[The input — start]
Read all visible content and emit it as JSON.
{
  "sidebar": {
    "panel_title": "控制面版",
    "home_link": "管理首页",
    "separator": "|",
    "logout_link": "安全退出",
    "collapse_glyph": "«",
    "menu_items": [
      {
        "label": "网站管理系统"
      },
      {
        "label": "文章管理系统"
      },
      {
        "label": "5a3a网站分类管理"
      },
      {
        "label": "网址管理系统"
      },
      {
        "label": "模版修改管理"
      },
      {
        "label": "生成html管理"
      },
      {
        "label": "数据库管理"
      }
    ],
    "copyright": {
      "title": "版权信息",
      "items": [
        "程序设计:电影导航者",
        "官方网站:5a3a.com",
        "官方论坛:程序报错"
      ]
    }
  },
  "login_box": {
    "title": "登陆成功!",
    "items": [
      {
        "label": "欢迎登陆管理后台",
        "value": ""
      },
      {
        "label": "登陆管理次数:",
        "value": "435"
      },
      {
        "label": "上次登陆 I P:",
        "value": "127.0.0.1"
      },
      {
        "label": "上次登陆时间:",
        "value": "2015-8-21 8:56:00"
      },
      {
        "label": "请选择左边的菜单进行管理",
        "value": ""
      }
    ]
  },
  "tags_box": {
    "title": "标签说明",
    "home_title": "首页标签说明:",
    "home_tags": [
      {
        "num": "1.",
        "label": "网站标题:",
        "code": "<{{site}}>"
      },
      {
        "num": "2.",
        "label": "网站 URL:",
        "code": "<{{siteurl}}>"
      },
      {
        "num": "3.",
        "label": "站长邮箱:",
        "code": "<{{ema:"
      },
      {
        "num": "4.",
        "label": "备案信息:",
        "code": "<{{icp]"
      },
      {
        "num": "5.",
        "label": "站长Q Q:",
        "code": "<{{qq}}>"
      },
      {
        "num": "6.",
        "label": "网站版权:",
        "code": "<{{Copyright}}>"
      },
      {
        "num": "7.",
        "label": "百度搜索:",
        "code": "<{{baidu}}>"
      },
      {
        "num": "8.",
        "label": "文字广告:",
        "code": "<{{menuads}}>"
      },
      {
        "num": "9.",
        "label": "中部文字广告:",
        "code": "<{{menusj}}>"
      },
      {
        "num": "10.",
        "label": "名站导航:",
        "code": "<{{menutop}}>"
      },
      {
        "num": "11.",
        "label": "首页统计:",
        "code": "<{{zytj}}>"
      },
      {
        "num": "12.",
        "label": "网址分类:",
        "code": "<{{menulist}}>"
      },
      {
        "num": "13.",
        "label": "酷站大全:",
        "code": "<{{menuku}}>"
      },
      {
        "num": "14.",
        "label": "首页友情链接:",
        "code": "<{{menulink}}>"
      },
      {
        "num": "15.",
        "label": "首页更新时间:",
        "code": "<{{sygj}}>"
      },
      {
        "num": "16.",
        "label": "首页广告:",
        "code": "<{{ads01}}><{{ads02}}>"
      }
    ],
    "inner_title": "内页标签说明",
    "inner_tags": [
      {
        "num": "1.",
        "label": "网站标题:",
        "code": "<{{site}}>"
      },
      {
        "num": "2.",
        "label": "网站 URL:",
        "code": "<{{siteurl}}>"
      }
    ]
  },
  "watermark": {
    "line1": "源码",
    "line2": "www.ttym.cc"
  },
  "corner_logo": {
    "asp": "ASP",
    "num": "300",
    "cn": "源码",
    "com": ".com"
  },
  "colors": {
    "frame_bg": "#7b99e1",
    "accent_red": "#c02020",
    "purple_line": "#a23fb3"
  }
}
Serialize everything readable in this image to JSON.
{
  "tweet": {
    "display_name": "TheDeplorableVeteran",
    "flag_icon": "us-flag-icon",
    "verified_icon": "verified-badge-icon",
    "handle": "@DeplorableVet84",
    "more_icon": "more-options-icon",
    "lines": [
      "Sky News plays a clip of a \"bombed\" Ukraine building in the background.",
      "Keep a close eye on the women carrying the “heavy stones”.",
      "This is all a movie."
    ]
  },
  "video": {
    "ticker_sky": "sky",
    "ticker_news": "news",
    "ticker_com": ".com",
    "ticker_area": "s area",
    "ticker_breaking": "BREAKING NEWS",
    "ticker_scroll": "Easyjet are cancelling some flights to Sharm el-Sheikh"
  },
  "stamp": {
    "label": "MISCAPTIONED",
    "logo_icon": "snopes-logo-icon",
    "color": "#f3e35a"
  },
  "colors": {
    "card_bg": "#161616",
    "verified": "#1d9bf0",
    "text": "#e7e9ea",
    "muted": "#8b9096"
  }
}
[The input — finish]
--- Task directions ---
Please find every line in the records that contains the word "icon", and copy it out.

--- Task result ---
    "flag_icon": "us-flag-icon",
    "verified_icon": "verified-badge-icon",
    "more_icon": "more-options-icon",
    "logo_icon": "snopes-logo-icon",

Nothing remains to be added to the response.